To be sure, navigating change is a challenge. "We've had success in the last 30 or even 60 years. But we need to be humble and even paranoid enough to realise that the issues and opportunities are changing. The practices that brought us success so far may not bring us success in the future. In making that pivot, going too fast is dangerous. Too slow and we fall behind. How do you manage the pivot while retaining the original values and principles that made us successful in the first place?"
Digital is a particular area of focus, and in this respect JG Summit's sheer size gives it an advantage, thanks to a deep well of customer, supplier and merchant data. The firm is making inroads. Just last year, its magazine business Summit Media folded its print titles in favour of digital-only. Summit Media boasts a number of lifestyle titles including Cosmopolitan and Esquire. It claims to be the Philippines' leading digital lifestyle network, with 20 million unique monthly visitors clicking onto 15 websites.
ITS partnership with Hong Kong-based Oriente is an eloquent epitome of the group's mantra to "Make Filipino Lives Better". Last year, the Oriente Express partnership launched Cashalo, a mobile application that provides on-demand access to loans, targeted at the largely unbanked population. Mr Gokongwei believes this is an area that meets a real need, an alternative to moneylenders and pawn shops. More recently, it also launched a digital credit service Cashacart.
"In the Philippines, only 26 per cent of people have bank accounts; 3 to 4 per cent have credit cards. Most people go to a money lender or pawn shop, but that's asset-based lending. What kind of desperate need must you be in to be willing to pay 20 per cent a month? We lend for as low as 4 per cent; it's a game changer for the underserved and unbanked. Our mantra is to be inclusive."
Cashalo's current lending rate is 4.5 per cent a month.

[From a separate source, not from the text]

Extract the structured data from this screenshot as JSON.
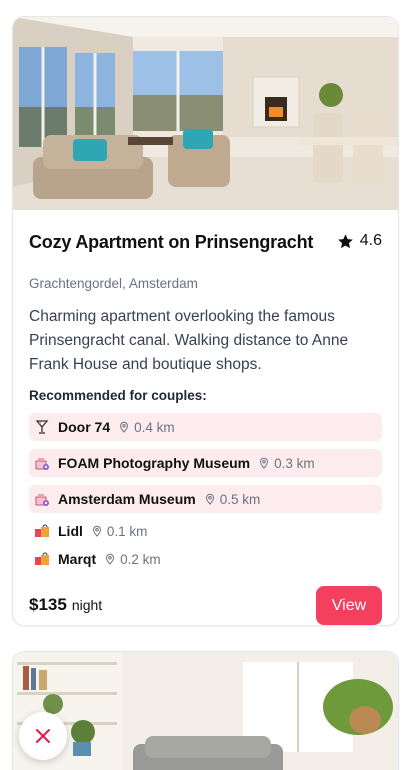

He takes particular pride in the inroads carved by Cebu Pacific. "We changed the way people travel. People still come up to me and say, "Lance, thank you. I could never afford a vacation before, and now I can do it. A helper would say, I could never afford to go home, but now I can for my kids' birthday. Those instances motivate me the most." W